What you are asked to do = Pick out the lines below that include the string "Class".

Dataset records
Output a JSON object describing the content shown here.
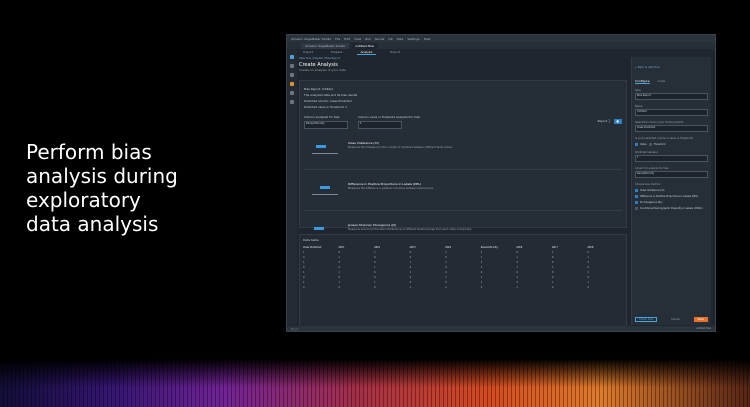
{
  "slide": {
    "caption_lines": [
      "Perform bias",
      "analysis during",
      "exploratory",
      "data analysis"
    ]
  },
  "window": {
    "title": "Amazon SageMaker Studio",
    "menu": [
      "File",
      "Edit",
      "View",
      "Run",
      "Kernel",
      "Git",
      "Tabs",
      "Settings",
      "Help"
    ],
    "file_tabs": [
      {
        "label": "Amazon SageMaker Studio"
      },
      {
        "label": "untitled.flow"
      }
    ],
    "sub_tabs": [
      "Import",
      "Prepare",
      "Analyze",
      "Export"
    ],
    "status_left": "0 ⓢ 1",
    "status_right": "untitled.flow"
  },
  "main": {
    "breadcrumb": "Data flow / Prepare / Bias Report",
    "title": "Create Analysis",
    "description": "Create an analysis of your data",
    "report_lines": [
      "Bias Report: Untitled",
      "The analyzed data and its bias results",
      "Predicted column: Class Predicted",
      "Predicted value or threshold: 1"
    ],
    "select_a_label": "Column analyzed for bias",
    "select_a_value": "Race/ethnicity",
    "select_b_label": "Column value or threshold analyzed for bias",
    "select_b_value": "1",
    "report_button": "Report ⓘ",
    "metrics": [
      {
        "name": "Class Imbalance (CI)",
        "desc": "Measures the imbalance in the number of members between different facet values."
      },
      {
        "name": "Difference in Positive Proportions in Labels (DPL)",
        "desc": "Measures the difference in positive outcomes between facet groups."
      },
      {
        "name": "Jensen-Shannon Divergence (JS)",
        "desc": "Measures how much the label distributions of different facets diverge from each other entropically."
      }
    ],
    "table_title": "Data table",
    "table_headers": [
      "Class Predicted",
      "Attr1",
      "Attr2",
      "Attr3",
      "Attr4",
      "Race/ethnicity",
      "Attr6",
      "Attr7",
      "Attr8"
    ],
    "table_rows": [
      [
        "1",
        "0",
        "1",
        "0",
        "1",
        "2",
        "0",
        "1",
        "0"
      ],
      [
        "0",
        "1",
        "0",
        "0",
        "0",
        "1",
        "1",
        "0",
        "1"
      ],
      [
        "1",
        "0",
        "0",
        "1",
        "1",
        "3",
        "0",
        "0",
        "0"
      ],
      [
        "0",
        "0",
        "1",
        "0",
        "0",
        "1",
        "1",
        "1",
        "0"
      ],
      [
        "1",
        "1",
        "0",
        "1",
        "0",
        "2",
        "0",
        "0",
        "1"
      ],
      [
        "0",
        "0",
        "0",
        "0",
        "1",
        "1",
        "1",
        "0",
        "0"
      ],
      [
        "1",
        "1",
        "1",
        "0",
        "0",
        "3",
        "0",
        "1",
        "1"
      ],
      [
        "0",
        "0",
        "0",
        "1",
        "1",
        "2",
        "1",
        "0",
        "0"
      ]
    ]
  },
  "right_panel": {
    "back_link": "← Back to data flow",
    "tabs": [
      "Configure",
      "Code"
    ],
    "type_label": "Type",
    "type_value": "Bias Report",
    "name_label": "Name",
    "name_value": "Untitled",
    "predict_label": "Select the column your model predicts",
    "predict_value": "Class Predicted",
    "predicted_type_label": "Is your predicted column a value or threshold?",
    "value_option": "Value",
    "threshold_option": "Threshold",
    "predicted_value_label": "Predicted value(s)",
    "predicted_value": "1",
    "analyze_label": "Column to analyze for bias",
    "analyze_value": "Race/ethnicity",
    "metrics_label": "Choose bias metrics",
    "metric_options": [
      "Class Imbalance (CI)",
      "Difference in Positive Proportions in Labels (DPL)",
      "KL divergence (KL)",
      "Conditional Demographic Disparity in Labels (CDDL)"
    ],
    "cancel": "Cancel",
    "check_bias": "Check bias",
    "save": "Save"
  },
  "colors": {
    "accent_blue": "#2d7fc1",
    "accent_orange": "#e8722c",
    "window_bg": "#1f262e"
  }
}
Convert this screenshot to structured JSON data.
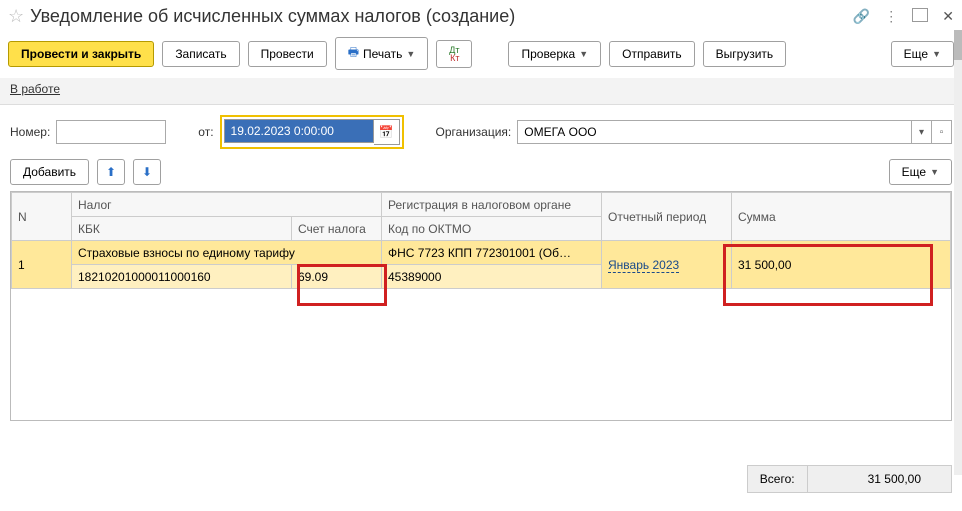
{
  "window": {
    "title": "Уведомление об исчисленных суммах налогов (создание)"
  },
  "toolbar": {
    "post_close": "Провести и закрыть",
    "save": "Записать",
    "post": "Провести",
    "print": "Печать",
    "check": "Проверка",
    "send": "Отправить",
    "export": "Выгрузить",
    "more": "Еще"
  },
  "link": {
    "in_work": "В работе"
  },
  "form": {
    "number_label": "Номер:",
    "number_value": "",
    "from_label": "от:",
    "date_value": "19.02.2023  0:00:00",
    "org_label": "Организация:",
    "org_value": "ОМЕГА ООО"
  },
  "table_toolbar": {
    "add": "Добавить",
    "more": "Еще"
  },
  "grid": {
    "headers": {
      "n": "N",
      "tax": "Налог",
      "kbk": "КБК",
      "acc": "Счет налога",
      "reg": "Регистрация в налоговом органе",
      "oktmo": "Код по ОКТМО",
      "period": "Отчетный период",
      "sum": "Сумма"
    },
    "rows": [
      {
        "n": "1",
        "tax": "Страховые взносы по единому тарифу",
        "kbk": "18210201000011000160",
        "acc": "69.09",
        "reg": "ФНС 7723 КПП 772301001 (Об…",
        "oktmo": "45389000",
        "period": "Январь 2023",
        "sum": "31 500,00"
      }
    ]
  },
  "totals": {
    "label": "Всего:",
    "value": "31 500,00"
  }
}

Output of the task =
      "Predicted column: Class Predicted",
        "name": "Class Imbalance (CI)",
      "Class Predicted",
    "predict_value": "Class Predicted",
      "Class Imbalance (CI)",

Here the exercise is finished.